DB: Aww man! Don Cornelius was the reason that America and the world got to see what soul was. He was cool as a fan, real laid back, calm and suave. Every time I would talk to him, he would say, “Brat, you’re staying out of trouble right?” I grew up in Chicago. So that was the main thing that was on in my house. I remember being little and my mom and them would sit around and wait for Soul Train to come on. I was honored to be on that show, when I got older. I was on there with Kris Kross for the first time. We did the song “Da Bomb.” That was the song that I debuted myself to the world with. I did my own songs on there a couple times and it was great. Without Don Cornelius’ vision for Soul Train, there would be no other rap video outlet because he paved the way. You have to give tribute to those who paved the way for you. I will always pay homage to him for all the things that he has done for the world and music.

ME: Soul Train means so much to me. I still go on YouTube and watch the old performances and the Soul Train lines. I’m still amazed by how much soul and funk the music and dancers had. Don Cornelius was a genius. He created a show where he was breaking artists’ songs. If you were on his show, he made the consumer want to go out and purchase your music. He will be greatly missed. If they ever try to recreate what he did, it has to been done right, authentic and real with soul! That’s what Don displayed.

EBONY: You two also collaborated on other tracks together such as “Sock It 2 Me” and “Stickin’ Chicken” with Aaliyah. What is your chemistry like?

DB: Missy’s chemistry is crazy. She and I are like the best of friends. I was just at her house the other day and we recorded some new stuff together. She’s a genius in my eyes. She’s amazing. Her thought process is far beyond what people could even imagine. I love being around her. She’s a great person and a great spirit. I love being around people that you can learn from and bounce creative ideas off of. That’s very important when you’re trying to create a hit.

ME: Da Brat and I’s chemistry has always been fun. First we get in the studio and joke for about two hours and if I play a record she immediately grabs a pen and pad. After 20 minutes, she’s like, “I’m going in the booth!” Then she done and it’s fire!

EBONY: You both have been in the game for over two decades. How have you evolved personally and artistically?

DB: Personally, I’m more mature. You go through things in life. You live and you learn and try not to make the same mistakes. Musically, my ears are more sharp. I know what I like and what I don’t like. I’ve never been one to bite my tongue. I know the business more and more about the world, how people are and how you have to go into many different situations. I’m a 100 times better than the person I was before. You just have a better way of understanding things when you’re more mature.

ME: After being in the game over 20 years, of course things changed. I’m still the same crazy and fun Missy but I’m more conscious of what I say now because I’m wiser and more mature. Artistically, things changed too because I find myself being more critical of my work because I know the expectations are high but musically I’m testing different sounds.

EBONY: What’s your key to longevity?

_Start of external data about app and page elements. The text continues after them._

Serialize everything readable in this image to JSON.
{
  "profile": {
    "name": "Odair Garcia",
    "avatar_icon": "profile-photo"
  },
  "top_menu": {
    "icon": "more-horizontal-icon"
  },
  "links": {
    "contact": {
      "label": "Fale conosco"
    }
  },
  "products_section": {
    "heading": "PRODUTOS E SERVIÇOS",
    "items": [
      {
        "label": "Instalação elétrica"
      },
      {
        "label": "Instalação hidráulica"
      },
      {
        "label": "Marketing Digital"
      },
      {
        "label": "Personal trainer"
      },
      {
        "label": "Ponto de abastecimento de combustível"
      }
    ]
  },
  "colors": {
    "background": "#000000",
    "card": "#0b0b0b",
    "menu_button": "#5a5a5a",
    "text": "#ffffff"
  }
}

DB: The key to having longevity is to pay attention to what’s going on in music today and what’s going on in the world. Be open to constructive criticism because times change and things change.   And change is good.

ME: The key to my longevity has been to just be me. To be like no one. To be original and authentic.Create timeless music, not just music for the moment but music that will out last me.

Glennisha Morgan is a multimedia journalist, writer, photographer and filmmaker. Follow her on Twitter @GlennishaMorgan or at